A general view of the port and Zawiya Oil Refinery, 55 km west of the city of Tripoli August 22, 2013 (Photo:Reuters)
Brent crude oil rose above $109 a barrel on Monday as supply concerns revived after Libya failed to reach a deal with tribal leaders to end the blockade of several oil-exporting ports.
The closure of key Libyan oil ports is preventing the export of several hundred thousand barrels per day (bpd) of high quality, light crude, tightening an oil market that might otherwise be fairly well supplied.
Brent futures for January rose $1.11 a barrel to a high of $109.94 before easing to around $109.83 by 1015 GMT, up $1.00. The contract posted a loss of 2.5 percent last week.
U.S. crude futures rose 45 cents to $97.05 after ending 90 cents lower on Friday, down 1 percent for the week.
Libyan port blockages, along with strikes by oil workers, civil servants, tribesmen and other protesters at oilfields across the desert country, have cut vital oil exports to only around 110,000 bpd from more than 1 million in July.
"This means that approximately 600,000 bpd of potential exports will remain off the market," JBC Energy Managing Director David Wech said.
Analysts worry Libya is sliding into chaos as the government struggles to rein in militias and tribesmen who helped topple Muammar Gaddafi in 2011 but kept their weapons and control parts of the OPEC-member country.
"This latest disappointment only reinforces our view that Libyan production will struggle to exceed 800,000 bpd in 2014," Morgan Stanley oil analyst Adam Longson said.
"Resolving deep disagreements will likely require material changes at the federal level, and threats by the government to use force only risk exacerbating the situation."
Investors awaited a U.S. Federal Reserve decision on how soon to end its monetary stimulus, which has been a key driver of investment in global commodities.

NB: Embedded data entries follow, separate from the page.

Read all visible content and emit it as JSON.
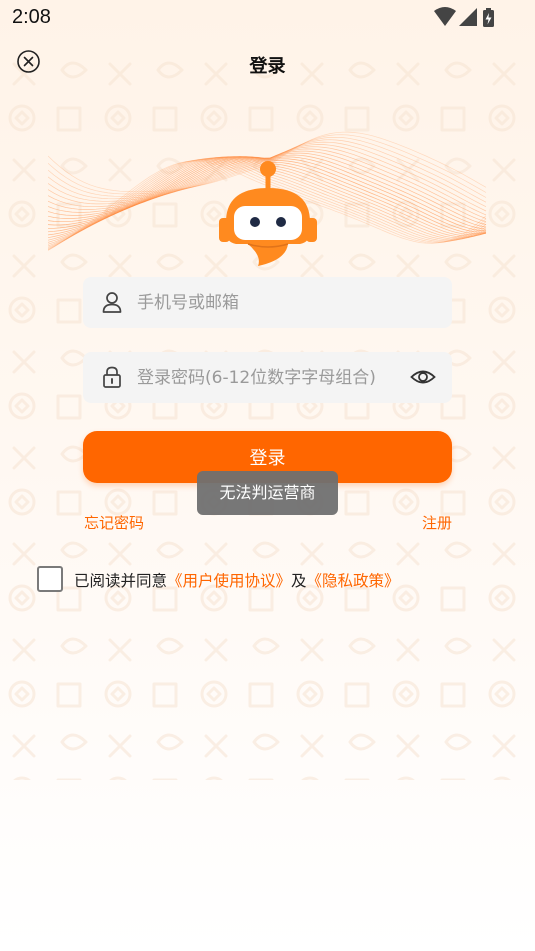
{
  "status_bar": {
    "time": "2:08",
    "icons": [
      "wifi-icon",
      "cellular-signal-icon",
      "battery-charging-icon"
    ]
  },
  "header": {
    "title": "登录",
    "close_icon": "close-circle-icon"
  },
  "form": {
    "account": {
      "icon": "user-icon",
      "placeholder": "手机号或邮箱",
      "value": ""
    },
    "password": {
      "icon": "lock-icon",
      "placeholder": "登录密码(6-12位数字字母组合)",
      "value": "",
      "toggle_icon": "eye-icon"
    },
    "login_label": "登录",
    "forgot_label": "忘记密码",
    "register_label": "注册"
  },
  "toast": {
    "text": "无法判运营商"
  },
  "agreement": {
    "checked": false,
    "prefix": "已阅读并同意",
    "user_agreement": "《用户使用协议》",
    "and": "及",
    "privacy_policy": "《隐私政策》"
  },
  "colors": {
    "accent": "#ff6600",
    "mascot_orange": "#ff8a1f",
    "input_bg": "#f4f4f4",
    "toast_bg": "#707070"
  }
}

The U.S. central bank meets on Tuesday and Wednesday to discuss the gradual tapering of its stimulus programme and opinion is divided on whether it will move this week or wait for early next year.

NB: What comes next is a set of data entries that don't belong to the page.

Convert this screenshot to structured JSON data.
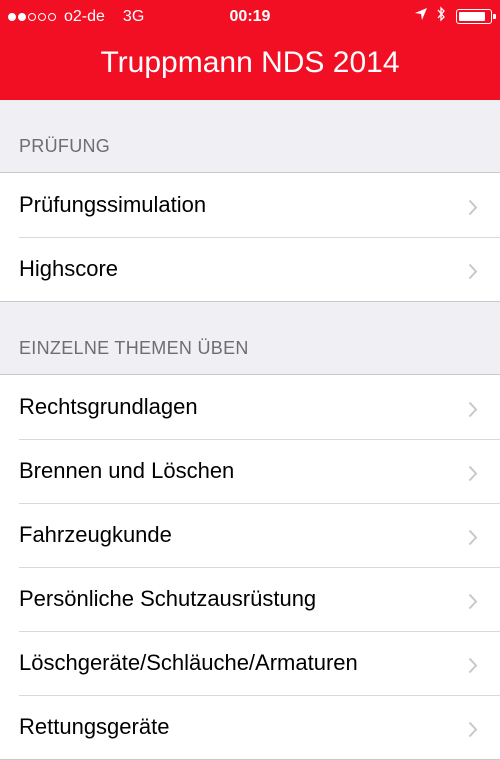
{
  "status_bar": {
    "signal_filled": 2,
    "signal_total": 5,
    "carrier": "o2-de",
    "network": "3G",
    "time": "00:19",
    "icons": [
      "location-arrow-icon",
      "bluetooth-icon",
      "battery-icon"
    ],
    "battery_level_percent": 85
  },
  "nav": {
    "title": "Truppmann NDS 2014",
    "bar_color": "#f20f23"
  },
  "sections": [
    {
      "header": "PRÜFUNG",
      "items": [
        {
          "label": "Prüfungssimulation"
        },
        {
          "label": "Highscore"
        }
      ]
    },
    {
      "header": "EINZELNE THEMEN ÜBEN",
      "items": [
        {
          "label": "Rechtsgrundlagen"
        },
        {
          "label": "Brennen und Löschen"
        },
        {
          "label": "Fahrzeugkunde"
        },
        {
          "label": "Persönliche Schutzausrüstung"
        },
        {
          "label": "Löschgeräte/Schläuche/Armaturen"
        },
        {
          "label": "Rettungsgeräte"
        }
      ]
    }
  ]
}
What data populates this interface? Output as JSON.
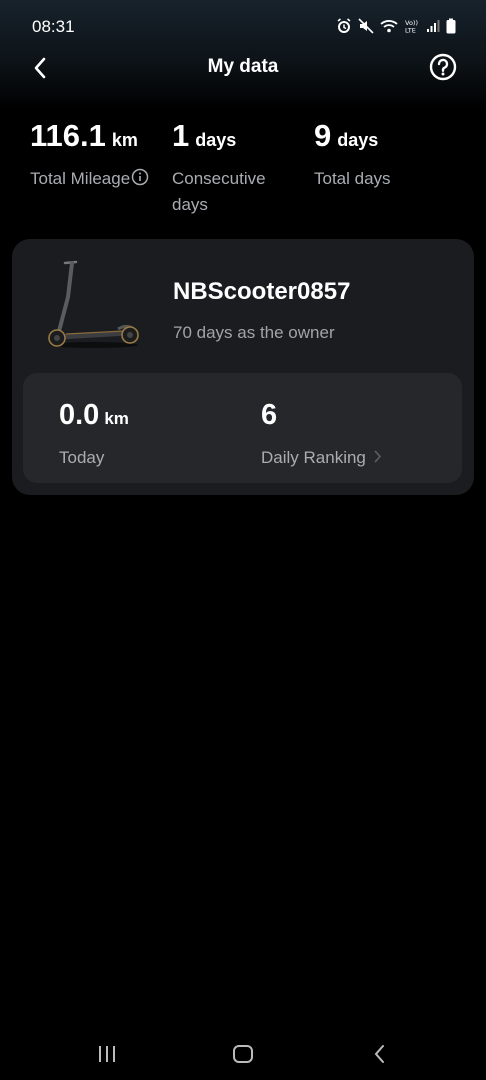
{
  "status_bar": {
    "time": "08:31",
    "icons": [
      "alarm-icon",
      "mute-icon",
      "wifi-icon",
      "volte-icon",
      "signal-icon",
      "battery-icon"
    ]
  },
  "header": {
    "title": "My data",
    "back_icon": "chevron-left-icon",
    "help_icon": "question-circle-icon"
  },
  "stats": {
    "mileage": {
      "value": "116.1",
      "unit": "km",
      "label": "Total Mileage"
    },
    "consecutive": {
      "value": "1",
      "unit": "days",
      "label": "Consecutive days"
    },
    "total": {
      "value": "9",
      "unit": "days",
      "label": "Total days"
    }
  },
  "device": {
    "name": "NBScooter0857",
    "owner_text": "70 days as the owner",
    "today": {
      "value": "0.0",
      "unit": "km",
      "label": "Today"
    },
    "ranking": {
      "value": "6",
      "label": "Daily Ranking"
    }
  },
  "colors": {
    "background": "#000000",
    "card": "#1a1c1f",
    "inner_card": "#25272a",
    "secondary_text": "#a9adb2"
  }
}
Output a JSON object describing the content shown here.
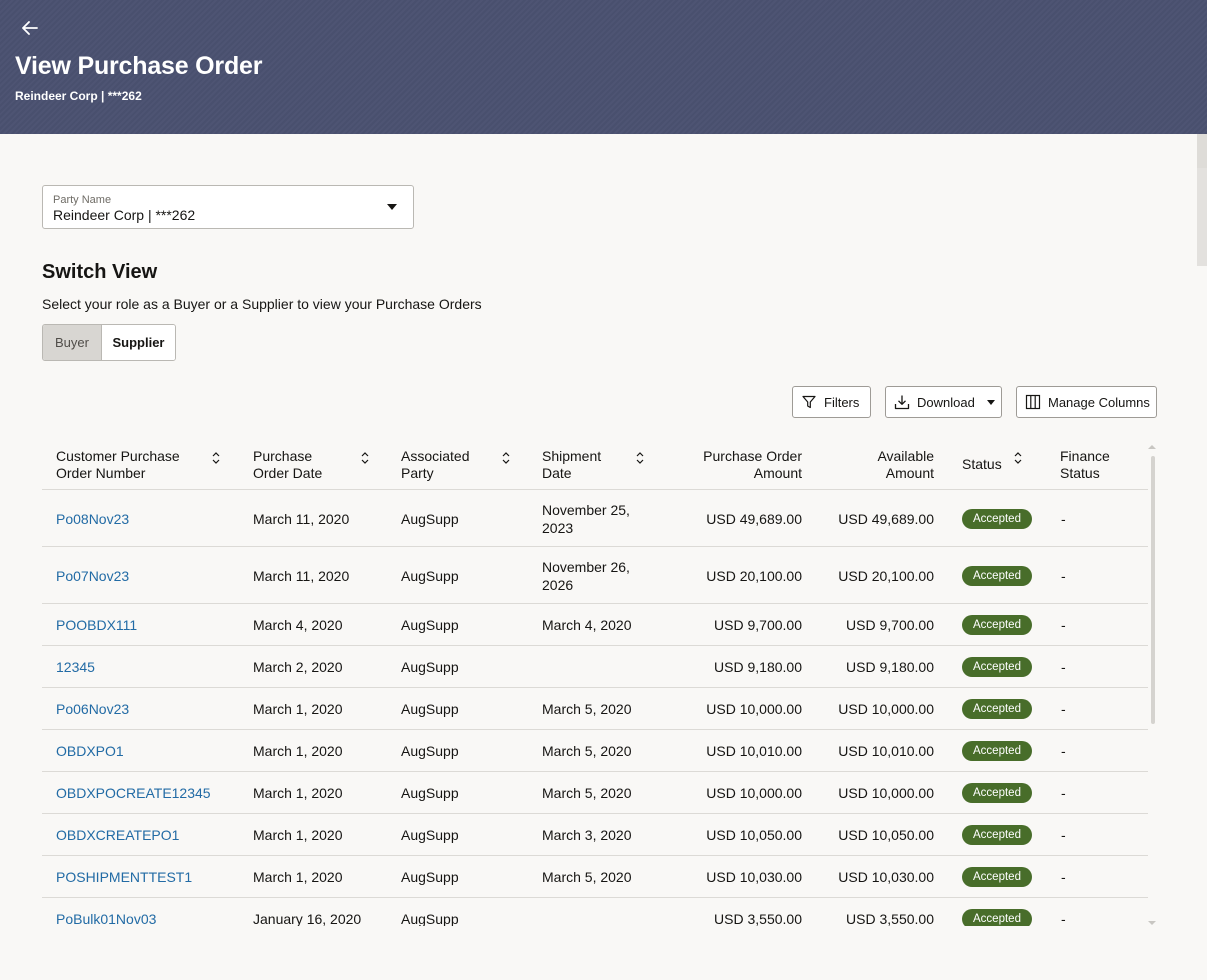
{
  "header": {
    "title": "View Purchase Order",
    "subtitle": "Reindeer Corp | ***262",
    "back_icon": "arrow-left-icon",
    "background_color": "#4a5170"
  },
  "party": {
    "label": "Party Name",
    "value": "Reindeer Corp | ***262"
  },
  "switch_view": {
    "title": "Switch View",
    "description": "Select your role as a Buyer or a Supplier to view your Purchase Orders",
    "options": [
      "Buyer",
      "Supplier"
    ],
    "selected": "Buyer"
  },
  "toolbar": {
    "filters_label": "Filters",
    "download_label": "Download",
    "manage_columns_label": "Manage Columns"
  },
  "table": {
    "headers": {
      "po_number": [
        "Customer Purchase",
        "Order Number"
      ],
      "po_date": [
        "Purchase",
        "Order Date"
      ],
      "party": [
        "Associated",
        "Party"
      ],
      "shipment": [
        "Shipment",
        "Date"
      ],
      "amount": [
        "Purchase Order",
        "Amount"
      ],
      "available": [
        "Available",
        "Amount"
      ],
      "status": [
        "Status"
      ],
      "finance": [
        "Finance",
        "Status"
      ]
    },
    "rows": [
      {
        "po_number": "Po08Nov23",
        "po_date": "March 11, 2020",
        "party": "AugSupp",
        "shipment": [
          "November 25,",
          "2023"
        ],
        "amount": "USD 49,689.00",
        "available": "USD 49,689.00",
        "status": "Accepted",
        "finance": "-"
      },
      {
        "po_number": "Po07Nov23",
        "po_date": "March 11, 2020",
        "party": "AugSupp",
        "shipment": [
          "November 26,",
          "2026"
        ],
        "amount": "USD 20,100.00",
        "available": "USD 20,100.00",
        "status": "Accepted",
        "finance": "-"
      },
      {
        "po_number": "POOBDX111",
        "po_date": "March 4, 2020",
        "party": "AugSupp",
        "shipment": [
          "March 4, 2020"
        ],
        "amount": "USD 9,700.00",
        "available": "USD 9,700.00",
        "status": "Accepted",
        "finance": "-"
      },
      {
        "po_number": "12345",
        "po_date": "March 2, 2020",
        "party": "AugSupp",
        "shipment": [
          ""
        ],
        "amount": "USD 9,180.00",
        "available": "USD 9,180.00",
        "status": "Accepted",
        "finance": "-"
      },
      {
        "po_number": "Po06Nov23",
        "po_date": "March 1, 2020",
        "party": "AugSupp",
        "shipment": [
          "March 5, 2020"
        ],
        "amount": "USD 10,000.00",
        "available": "USD 10,000.00",
        "status": "Accepted",
        "finance": "-"
      },
      {
        "po_number": "OBDXPO1",
        "po_date": "March 1, 2020",
        "party": "AugSupp",
        "shipment": [
          "March 5, 2020"
        ],
        "amount": "USD 10,010.00",
        "available": "USD 10,010.00",
        "status": "Accepted",
        "finance": "-"
      },
      {
        "po_number": "OBDXPOCREATE12345",
        "po_date": "March 1, 2020",
        "party": "AugSupp",
        "shipment": [
          "March 5, 2020"
        ],
        "amount": "USD 10,000.00",
        "available": "USD 10,000.00",
        "status": "Accepted",
        "finance": "-"
      },
      {
        "po_number": "OBDXCREATEPO1",
        "po_date": "March 1, 2020",
        "party": "AugSupp",
        "shipment": [
          "March 3, 2020"
        ],
        "amount": "USD 10,050.00",
        "available": "USD 10,050.00",
        "status": "Accepted",
        "finance": "-"
      },
      {
        "po_number": "POSHIPMENTTEST1",
        "po_date": "March 1, 2020",
        "party": "AugSupp",
        "shipment": [
          "March 5, 2020"
        ],
        "amount": "USD 10,030.00",
        "available": "USD 10,030.00",
        "status": "Accepted",
        "finance": "-"
      },
      {
        "po_number": "PoBulk01Nov03",
        "po_date": "January 16, 2020",
        "party": "AugSupp",
        "shipment": [
          ""
        ],
        "amount": "USD 3,550.00",
        "available": "USD 3,550.00",
        "status": "Accepted",
        "finance": "-"
      }
    ],
    "status_color": "#486d2a",
    "link_color": "#226ba5"
  }
}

A cut in its stimulus would boost the dollar, weighing on most commodities, including oil.
"Markets were initially expecting tapering to be announced in March 2014 but with increased prospects of an earlier tapering, markets will continue to be jittery," analysts at Phillip Futures said in a note.

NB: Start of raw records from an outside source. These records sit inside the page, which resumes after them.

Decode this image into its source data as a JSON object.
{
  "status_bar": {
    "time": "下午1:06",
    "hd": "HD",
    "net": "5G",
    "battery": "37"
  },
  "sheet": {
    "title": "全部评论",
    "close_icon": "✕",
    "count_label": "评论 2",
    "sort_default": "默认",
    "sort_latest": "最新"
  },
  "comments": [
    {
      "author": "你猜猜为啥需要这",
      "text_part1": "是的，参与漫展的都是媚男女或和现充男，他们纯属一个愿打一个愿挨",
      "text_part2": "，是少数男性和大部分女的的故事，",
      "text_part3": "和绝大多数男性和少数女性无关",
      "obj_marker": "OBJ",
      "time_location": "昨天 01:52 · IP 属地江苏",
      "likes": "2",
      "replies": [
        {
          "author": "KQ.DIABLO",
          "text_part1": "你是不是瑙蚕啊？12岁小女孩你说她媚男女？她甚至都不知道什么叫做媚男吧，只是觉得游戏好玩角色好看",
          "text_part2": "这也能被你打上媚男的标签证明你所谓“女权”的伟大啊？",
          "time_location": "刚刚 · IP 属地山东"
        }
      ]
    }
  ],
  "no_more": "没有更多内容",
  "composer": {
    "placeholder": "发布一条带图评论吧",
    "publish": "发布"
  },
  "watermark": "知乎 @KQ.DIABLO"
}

Data on Monday showed China's vast factory sector expanded for the fifth straight month, but the reading in December slowed to a three-month low.